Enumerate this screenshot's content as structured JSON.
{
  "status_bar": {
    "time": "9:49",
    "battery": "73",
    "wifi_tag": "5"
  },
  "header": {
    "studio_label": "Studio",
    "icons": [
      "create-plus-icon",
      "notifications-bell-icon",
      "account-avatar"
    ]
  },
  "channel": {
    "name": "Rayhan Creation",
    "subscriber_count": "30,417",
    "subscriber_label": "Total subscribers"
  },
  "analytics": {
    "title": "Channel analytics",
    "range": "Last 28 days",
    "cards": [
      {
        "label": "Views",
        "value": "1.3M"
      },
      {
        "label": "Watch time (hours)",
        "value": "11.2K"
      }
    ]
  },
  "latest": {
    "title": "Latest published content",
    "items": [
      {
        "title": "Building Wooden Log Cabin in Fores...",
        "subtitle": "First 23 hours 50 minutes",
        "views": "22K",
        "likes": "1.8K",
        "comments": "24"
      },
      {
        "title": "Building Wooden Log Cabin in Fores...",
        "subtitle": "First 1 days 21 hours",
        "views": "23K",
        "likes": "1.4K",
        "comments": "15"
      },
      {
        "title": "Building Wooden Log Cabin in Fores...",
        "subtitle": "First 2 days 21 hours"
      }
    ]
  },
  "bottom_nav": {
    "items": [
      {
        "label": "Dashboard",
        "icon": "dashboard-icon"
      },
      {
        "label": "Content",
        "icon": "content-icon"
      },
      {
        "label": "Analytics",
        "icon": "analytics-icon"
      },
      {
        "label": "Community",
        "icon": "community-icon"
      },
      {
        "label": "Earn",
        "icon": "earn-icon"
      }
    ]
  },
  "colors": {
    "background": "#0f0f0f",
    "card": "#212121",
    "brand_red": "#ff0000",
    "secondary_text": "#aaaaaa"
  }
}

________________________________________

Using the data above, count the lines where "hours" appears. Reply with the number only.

Answer to this exercise: 4